A Simple QC Plan

Nothing gets in the way of uptime. Except maybe a rejected job because it failed MERLIN. With a little effort, you can prevent costly run mistakes. As discussed earlier, a good portion of the MERLIN specification deals with the layout of the printed information. Obviously you want to confirm proper layout at the outset of the job. But what about during · the job? While checking every piece would prove costly and unrealistic, why not devise a time or piece interval to do a quality inspection on a single piece? For example, if you are running a 100,000 piece run, perform piece quality checks at the 10,000s 10,000, 20,000, etc. Use a gauge to measure the PostNet symbol; check the positioning of the symbol; check print quality for overspray and dot connection. Ensure that, for the particular job, each aspect of the MERLIN spec is conforming. Make any necessary adjustments to bring yourself back to a maximum tolerance level.


Additionally, use a barcode reader to scan each symbol. A barcode reader simply attempts to decode the information in the symbol. It doesn't check the symbol for quality, positioning or contrast. While you won't get the verification that a postal barcode verifier provides, you will know that each piece has a readable code. And scanners are a much more affordable option; check out offerings from Microscan and Sick, to name a few.

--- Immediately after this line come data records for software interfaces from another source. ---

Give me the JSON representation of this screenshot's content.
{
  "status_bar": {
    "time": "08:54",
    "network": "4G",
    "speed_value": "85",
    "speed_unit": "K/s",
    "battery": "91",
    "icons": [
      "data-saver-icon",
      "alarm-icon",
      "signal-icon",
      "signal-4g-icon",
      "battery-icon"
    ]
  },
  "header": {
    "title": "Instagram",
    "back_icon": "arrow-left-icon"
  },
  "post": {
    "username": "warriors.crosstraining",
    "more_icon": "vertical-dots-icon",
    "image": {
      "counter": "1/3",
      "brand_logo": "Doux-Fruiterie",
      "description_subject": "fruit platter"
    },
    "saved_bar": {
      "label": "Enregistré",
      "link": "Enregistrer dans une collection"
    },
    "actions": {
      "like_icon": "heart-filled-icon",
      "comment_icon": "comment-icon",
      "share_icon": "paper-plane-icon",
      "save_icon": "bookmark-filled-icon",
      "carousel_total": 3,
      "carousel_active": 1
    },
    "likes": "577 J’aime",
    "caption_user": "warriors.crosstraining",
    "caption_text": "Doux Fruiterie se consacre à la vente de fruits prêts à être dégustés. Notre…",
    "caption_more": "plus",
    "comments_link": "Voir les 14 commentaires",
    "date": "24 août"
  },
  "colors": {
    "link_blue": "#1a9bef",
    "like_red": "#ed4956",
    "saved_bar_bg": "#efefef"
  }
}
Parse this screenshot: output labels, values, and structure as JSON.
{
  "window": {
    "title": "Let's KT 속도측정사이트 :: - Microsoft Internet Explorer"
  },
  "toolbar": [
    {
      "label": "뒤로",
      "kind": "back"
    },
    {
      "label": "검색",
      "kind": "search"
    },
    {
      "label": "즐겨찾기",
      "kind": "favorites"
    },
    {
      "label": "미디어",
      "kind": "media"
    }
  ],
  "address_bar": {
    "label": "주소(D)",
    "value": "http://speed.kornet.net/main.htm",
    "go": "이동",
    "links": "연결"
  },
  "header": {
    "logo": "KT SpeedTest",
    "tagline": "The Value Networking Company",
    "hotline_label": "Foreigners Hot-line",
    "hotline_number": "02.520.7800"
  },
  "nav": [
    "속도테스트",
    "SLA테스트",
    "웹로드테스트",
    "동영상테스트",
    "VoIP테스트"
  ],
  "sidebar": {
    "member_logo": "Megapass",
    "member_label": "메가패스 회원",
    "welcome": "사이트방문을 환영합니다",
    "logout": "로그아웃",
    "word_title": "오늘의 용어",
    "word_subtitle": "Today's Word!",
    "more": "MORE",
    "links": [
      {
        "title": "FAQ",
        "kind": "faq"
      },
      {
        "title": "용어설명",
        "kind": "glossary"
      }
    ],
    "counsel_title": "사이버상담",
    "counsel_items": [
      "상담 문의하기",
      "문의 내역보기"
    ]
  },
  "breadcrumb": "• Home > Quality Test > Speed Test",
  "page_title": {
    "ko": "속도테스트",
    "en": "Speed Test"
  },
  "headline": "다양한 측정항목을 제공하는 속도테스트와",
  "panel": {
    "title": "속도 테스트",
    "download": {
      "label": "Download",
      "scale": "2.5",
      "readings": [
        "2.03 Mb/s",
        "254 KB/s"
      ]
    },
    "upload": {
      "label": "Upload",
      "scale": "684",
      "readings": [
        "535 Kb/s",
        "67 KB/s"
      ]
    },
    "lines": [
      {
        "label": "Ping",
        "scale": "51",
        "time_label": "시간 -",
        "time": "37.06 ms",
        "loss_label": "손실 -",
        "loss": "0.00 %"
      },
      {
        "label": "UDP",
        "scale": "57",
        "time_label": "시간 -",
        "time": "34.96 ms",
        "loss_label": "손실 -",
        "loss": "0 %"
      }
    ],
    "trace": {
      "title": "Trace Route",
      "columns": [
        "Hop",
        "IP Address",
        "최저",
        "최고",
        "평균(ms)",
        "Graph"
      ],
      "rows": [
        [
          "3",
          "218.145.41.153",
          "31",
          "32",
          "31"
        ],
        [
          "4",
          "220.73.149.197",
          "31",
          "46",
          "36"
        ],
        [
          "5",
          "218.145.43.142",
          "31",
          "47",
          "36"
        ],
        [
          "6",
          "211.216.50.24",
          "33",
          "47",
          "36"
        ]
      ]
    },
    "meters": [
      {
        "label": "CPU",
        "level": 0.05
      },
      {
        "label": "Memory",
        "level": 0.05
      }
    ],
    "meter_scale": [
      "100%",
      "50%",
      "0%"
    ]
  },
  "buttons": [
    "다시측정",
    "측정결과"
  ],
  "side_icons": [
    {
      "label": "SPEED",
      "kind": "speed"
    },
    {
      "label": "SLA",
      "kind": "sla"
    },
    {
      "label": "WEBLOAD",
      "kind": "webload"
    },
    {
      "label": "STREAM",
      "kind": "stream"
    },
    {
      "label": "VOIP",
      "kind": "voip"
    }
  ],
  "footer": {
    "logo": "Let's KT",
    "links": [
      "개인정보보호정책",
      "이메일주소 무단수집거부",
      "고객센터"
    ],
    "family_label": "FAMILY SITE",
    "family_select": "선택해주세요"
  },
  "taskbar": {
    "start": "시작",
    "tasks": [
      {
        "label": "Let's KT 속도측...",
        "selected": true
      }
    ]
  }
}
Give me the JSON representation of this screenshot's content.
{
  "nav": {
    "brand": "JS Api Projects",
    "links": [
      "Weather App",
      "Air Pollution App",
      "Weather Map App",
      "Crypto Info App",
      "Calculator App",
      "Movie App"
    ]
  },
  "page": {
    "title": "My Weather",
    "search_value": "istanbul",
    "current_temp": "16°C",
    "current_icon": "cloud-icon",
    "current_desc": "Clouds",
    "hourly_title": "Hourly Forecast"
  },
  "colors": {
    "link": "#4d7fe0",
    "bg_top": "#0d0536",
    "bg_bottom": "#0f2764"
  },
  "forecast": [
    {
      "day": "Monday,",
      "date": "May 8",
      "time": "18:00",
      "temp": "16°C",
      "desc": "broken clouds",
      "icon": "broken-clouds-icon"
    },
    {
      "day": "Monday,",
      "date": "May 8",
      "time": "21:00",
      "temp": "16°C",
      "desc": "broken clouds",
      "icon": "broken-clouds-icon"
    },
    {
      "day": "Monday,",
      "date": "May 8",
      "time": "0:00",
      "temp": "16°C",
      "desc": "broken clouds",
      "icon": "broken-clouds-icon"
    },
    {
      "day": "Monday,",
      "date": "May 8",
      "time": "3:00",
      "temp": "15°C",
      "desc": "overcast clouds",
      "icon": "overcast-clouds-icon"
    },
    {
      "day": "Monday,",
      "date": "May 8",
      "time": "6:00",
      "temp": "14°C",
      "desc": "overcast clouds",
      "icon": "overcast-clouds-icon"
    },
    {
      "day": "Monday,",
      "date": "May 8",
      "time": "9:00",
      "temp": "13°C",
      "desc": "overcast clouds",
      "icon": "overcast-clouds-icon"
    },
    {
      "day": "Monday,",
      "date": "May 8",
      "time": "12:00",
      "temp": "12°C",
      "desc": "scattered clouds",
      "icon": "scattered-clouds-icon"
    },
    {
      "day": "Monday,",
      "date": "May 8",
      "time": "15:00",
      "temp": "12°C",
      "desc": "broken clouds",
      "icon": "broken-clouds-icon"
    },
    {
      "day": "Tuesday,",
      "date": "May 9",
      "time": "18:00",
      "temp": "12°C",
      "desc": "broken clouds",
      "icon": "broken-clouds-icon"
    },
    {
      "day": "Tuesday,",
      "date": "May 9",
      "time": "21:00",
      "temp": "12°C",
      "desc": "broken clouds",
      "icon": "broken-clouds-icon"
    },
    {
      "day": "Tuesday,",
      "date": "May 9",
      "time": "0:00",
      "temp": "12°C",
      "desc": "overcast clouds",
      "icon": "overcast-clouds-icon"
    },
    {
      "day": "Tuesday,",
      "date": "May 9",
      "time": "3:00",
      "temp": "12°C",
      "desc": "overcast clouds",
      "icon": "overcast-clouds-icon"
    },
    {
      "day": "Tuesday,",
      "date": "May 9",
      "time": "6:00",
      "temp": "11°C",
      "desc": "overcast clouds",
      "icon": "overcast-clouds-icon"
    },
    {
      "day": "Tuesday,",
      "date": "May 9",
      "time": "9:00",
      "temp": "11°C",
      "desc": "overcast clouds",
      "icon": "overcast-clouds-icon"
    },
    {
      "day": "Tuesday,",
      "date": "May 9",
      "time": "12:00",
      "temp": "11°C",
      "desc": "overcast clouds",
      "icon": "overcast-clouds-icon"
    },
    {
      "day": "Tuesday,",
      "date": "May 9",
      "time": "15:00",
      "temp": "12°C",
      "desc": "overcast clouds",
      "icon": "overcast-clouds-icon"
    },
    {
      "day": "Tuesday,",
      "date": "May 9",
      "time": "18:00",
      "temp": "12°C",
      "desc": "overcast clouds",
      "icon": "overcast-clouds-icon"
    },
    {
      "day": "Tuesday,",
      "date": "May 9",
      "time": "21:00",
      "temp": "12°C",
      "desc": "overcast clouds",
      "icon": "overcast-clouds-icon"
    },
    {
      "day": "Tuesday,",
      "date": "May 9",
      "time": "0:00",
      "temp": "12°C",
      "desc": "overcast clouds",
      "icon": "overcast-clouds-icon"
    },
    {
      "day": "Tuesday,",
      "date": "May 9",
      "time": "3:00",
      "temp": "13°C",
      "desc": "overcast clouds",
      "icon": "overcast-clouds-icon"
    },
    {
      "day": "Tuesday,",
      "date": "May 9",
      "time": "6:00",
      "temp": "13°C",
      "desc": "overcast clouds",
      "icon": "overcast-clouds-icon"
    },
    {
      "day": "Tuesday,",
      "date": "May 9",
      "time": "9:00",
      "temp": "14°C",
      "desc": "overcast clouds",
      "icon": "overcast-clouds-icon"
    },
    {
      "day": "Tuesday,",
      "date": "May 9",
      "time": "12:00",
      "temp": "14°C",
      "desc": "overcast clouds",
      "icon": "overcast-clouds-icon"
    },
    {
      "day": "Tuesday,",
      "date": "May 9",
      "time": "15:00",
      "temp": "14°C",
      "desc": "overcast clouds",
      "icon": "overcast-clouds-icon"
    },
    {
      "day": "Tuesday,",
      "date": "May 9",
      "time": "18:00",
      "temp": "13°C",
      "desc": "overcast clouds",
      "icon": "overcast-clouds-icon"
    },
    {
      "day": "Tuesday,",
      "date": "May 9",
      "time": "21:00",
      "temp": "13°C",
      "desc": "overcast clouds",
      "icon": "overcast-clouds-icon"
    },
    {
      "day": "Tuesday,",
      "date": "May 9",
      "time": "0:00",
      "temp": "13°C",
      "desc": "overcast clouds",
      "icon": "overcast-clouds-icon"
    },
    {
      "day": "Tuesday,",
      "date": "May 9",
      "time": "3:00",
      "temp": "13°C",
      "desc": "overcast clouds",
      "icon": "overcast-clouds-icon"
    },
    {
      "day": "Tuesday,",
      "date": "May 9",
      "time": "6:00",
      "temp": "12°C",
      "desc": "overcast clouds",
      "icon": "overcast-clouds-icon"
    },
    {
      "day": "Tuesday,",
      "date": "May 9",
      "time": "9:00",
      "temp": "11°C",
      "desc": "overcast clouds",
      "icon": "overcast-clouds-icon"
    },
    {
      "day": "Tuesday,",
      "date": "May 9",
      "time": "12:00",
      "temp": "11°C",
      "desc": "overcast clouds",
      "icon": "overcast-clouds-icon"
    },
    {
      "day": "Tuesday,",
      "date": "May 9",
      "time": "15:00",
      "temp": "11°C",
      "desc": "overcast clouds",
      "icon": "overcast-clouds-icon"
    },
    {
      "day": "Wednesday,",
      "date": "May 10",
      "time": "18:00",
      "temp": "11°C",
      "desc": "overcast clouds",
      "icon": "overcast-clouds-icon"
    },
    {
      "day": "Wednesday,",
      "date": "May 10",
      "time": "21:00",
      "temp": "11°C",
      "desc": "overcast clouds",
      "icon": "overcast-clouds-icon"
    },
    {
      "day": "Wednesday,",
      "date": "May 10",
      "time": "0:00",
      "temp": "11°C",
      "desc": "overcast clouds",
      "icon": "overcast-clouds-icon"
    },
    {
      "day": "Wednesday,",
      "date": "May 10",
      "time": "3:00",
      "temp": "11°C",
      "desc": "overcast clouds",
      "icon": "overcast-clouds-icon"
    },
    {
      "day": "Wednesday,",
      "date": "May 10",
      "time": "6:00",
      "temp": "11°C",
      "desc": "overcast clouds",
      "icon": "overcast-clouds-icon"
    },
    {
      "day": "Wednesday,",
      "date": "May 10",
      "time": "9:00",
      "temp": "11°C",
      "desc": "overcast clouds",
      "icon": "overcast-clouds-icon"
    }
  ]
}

By checking 10 pieces, plus scanning each piece, you have a degree of assurance your job will pass MERLIN. The more frequent the quality checks, the higher the degree of confidence.


With a little setup wizardry of your own, you can turn MERLIN into a benevolent, positive force one that can offer you a competitive advantage against those who choose to fight the otherwise all-powerful (and here-to-stay!) wizard.


Scott Liniger is a consultant in the imaging and auto-identification industry, with over 15 years of experience in the industrial coding and marking industry. Contact him at s.liniger@comcast.net.